Although children born to mothers who smoked during pregnancy are known to be at increased risk of developing asthma, ?few studies have investigated the role of active cigarette smoking on asthma onset during adolescence?, the researchers explain in the American Journal of Respiratory and Critical Care Medicine.
To address this, Dr Frank Gilliland, from the University of Southern California at Los Angeles, and colleagues monitored 2609 children who were aged between 8 and 15 years at the start of the study and had no previous history of asthma or wheezing.
During annual school visits, the researchers collected information on each child?s medical history, cigarette smoking, exposure to second hand smoke and any new diagnosis of asthma.
They found that children who regularly smoked, defined as an average of at least seven cigarettes a day in the week before the interview and at least 300 cigarettes in the previous year, were four times more likely to develop asthma than nonsmokers.

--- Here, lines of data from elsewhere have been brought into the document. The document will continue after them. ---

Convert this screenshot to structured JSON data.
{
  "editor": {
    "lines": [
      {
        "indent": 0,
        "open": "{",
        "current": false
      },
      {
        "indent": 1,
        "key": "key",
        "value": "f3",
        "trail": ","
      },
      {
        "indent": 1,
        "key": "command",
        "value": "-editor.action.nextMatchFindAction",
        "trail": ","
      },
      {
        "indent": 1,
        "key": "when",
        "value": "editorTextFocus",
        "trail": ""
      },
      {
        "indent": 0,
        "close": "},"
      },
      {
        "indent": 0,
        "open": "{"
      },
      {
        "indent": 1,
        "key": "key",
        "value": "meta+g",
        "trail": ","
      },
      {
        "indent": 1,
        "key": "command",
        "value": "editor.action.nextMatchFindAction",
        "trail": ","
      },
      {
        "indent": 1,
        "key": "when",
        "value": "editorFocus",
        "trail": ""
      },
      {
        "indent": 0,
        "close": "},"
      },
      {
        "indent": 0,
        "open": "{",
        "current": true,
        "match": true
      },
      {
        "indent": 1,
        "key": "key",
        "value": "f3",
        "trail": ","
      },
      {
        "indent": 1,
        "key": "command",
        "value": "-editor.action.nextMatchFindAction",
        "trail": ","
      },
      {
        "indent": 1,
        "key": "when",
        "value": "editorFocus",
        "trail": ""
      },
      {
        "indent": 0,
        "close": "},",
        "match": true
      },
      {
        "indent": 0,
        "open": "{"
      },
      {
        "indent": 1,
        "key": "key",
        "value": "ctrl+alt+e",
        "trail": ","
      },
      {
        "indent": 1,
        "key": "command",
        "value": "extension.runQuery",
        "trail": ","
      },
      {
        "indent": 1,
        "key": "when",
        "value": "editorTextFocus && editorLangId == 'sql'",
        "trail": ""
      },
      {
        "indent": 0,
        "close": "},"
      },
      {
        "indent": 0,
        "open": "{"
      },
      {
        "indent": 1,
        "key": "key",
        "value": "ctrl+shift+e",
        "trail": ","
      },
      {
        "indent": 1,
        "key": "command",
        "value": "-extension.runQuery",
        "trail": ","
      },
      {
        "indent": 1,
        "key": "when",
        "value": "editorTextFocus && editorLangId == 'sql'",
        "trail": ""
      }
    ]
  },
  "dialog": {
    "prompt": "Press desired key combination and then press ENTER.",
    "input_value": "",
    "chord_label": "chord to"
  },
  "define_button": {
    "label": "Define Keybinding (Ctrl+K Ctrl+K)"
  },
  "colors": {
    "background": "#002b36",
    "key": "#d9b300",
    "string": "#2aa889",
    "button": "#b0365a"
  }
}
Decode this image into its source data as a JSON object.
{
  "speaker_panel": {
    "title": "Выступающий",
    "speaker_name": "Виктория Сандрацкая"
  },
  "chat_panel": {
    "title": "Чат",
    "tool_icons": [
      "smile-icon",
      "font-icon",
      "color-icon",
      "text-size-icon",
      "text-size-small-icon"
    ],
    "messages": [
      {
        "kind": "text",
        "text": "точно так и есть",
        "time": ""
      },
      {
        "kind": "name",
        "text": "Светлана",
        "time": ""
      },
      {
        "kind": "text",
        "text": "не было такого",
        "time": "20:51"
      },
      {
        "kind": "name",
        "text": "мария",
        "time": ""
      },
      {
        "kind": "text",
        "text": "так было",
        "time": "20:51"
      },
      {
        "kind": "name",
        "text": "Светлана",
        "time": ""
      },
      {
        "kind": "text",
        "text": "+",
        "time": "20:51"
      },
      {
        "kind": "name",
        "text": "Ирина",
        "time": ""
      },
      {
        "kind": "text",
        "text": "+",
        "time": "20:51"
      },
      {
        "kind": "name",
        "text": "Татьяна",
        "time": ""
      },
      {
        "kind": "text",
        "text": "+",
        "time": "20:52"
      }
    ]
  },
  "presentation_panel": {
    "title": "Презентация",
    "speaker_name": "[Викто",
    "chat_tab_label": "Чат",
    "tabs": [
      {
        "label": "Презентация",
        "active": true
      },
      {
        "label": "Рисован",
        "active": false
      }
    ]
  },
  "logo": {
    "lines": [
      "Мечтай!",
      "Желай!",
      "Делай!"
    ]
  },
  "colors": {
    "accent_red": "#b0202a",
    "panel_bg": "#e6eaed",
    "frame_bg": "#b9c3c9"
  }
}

This increased risk was even higher for regular smokers whose mothers smoked during pregnancy. Indeed, such children were nine times more likely to develop the respiratory condition than non-smoking children whose mothers did not smoke during this time.
Dr Gilliland and team conclude: ?Effective tobacco control efforts focusing on the prevention of smoking in children, adolescents and women of childbearing age are urgently needed to reduce the number of these preventable cases of asthma.”
Commenting on the findings, Dr David Schwartz, director of the US National Institute of Environmental Health Sciences, added: “These findings suggest that the harmful effects of cigarette smoking are not limited to those who are long-term heavy smokers.
“The study results provide clear evidence of a link between short-term smoking and respiratory illness in adolescents and young adults.”